Sign In

The Price of Amazon Prime Is Going Up (Again)

You might want to disable your subscription's auto-renewal.
Amazon Prime price increase

Amazon is doing great. The company recently announced that it "blew the doors off revenue and profit expectations in the first quarter." It also reportedly has more than 100 million Prime members. And in March, Amazon CEO Jeff Bezos overtook Bill Gates on the Forbes World Billionaires List, making him the new wealthiest man in the world.

So we're more than a little miffed to hear that Amazon chose this time to raise the price of a Prime membership again.

SEE ALSO: Amazon Will Increase the Price of Its Monthly Prime Subscriptions

The last time Amazon increased its yearly Prime membership price was in 2014, when the subscription jumped from $79 to $99. Now, four years later, it's increasing by a not-insignificant 20%. And recall that Amazon also hiked the price of its monthly memberships from $10.99 to $12.99 back in January of this year. Read on for the full details of this latest Amazon Prime price change.

When Will the Amazon Prime Price Go Up?

New subscribers will pay the new rate starting on May 11, but current members have another month before it kicks in. On June 16, existing members will begin paying the new $119 rate, depending on when their renewal period occurs.

Prime Price Hike to Cover Increased Costs

Amazon CFO Brian Olsavsky cited a couple reasons behind the Prime price increase in a call with investors. Costs have apparently gone up due to shipping expenses as well as spending on digital content.

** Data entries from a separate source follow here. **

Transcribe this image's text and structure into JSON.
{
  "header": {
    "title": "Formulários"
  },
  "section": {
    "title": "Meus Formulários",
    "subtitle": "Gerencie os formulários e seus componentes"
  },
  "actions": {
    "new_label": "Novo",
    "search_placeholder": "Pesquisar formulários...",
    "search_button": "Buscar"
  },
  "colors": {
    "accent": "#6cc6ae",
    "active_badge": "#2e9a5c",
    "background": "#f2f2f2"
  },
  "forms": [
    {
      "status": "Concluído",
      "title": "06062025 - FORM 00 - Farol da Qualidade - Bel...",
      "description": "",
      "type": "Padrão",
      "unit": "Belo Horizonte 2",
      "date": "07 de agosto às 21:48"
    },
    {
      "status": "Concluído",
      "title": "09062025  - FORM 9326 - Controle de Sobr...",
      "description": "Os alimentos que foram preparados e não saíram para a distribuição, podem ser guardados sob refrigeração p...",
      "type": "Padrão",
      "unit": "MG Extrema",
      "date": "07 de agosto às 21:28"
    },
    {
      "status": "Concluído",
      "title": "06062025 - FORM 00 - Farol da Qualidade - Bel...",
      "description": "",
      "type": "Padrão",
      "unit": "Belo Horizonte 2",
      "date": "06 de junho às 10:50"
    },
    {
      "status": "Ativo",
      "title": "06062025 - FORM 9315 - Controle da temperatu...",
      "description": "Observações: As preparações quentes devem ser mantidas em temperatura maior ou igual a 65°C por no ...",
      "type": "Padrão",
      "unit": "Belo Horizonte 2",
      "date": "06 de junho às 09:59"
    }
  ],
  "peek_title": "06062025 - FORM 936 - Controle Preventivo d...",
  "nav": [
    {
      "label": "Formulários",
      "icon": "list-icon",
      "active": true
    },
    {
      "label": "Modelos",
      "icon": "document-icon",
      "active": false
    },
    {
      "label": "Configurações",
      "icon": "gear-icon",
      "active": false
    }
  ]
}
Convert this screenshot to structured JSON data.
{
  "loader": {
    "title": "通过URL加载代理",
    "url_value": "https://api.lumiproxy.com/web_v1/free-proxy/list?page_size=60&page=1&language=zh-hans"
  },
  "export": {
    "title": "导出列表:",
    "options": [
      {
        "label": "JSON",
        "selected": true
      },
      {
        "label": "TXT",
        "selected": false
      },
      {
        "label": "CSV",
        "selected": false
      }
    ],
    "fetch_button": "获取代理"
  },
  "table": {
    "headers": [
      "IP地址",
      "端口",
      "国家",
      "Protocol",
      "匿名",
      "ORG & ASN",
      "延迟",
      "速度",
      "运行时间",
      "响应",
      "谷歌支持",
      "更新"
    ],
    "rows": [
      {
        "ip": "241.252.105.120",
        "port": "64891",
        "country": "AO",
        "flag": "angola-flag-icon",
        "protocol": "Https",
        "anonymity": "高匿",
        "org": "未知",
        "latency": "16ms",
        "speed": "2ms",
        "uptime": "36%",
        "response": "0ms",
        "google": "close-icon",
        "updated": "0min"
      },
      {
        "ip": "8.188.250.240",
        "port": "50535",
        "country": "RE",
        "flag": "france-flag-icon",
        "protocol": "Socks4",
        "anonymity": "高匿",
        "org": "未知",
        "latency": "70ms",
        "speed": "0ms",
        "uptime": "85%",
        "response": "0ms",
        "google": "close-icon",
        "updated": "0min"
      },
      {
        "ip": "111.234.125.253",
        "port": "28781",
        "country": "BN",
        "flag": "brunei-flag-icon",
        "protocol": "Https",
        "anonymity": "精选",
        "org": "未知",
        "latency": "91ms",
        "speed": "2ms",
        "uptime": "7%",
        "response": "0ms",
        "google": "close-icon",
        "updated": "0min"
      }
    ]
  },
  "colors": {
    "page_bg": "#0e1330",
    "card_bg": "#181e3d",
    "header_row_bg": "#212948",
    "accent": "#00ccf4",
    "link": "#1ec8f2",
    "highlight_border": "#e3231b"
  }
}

He also claims that the program is much different now than it was in 2014, which is when the last increase happened.

Once again, Amazon is blaming a Prime price hike on higher shipping costs.

It's worth noting that Amazon also cited increased shipping costs, as well as the cost of providing Prime perks, when it raised monthly membership rates in January.

Can You Still Get Amazon Prime for $99?

Inventive DealNews readers, as well as some Reddit users, have suggested that there could be a way around the price increase — for now. These shoppers say that a current subscriber can gift themselves another year of Prime to temporarily lock in the lower rate. Unfortunately, we haven't tested this workaround; we can't say for certain that it'll work for you.

If you'd like to give this a try, visit Amazon to buy a gift membership. Send the "gift" to the email you use for your own Prime membership.

SEE ALSO: 14 Confusing Things About Shopping on Amazon

You'll apparently need to turn off auto-renew in order to make this trick work, and apply the gift membership no sooner than one day after your current membership expires. Otherwise, the price could be applied to your account as a merchandise credit. Since gift memberships don't expire, you could theoretically stockpile several for the next few years.

Buyer beware! According to an Amazon spokeswoman, if your regular renewal is on or after June 16, you won't be able to prepay for another year at the lower rate.

Readers, will you pay for Prime at the new price? Take our poll below, and then leave your thoughts in the comments below!

Senior Staff Writer

Julie joined DealNews in 2015. Her work has been featured on MSN, Business Insider, Lifehacker, The Motley Fool, GoBankingRates, and Moneyish. In her spare time, she enjoys baking sweets, reading thrillers, and listening to an ever-growing list of podcasts.
DealNews may be compensated by companies mentioned in this article. Please note that, although prices sometimes fluctuate or expire unexpectedly, all products and deals mentioned in this feature were available at the lowest total price we could find at the time of publication (unless otherwise specified).
You might also like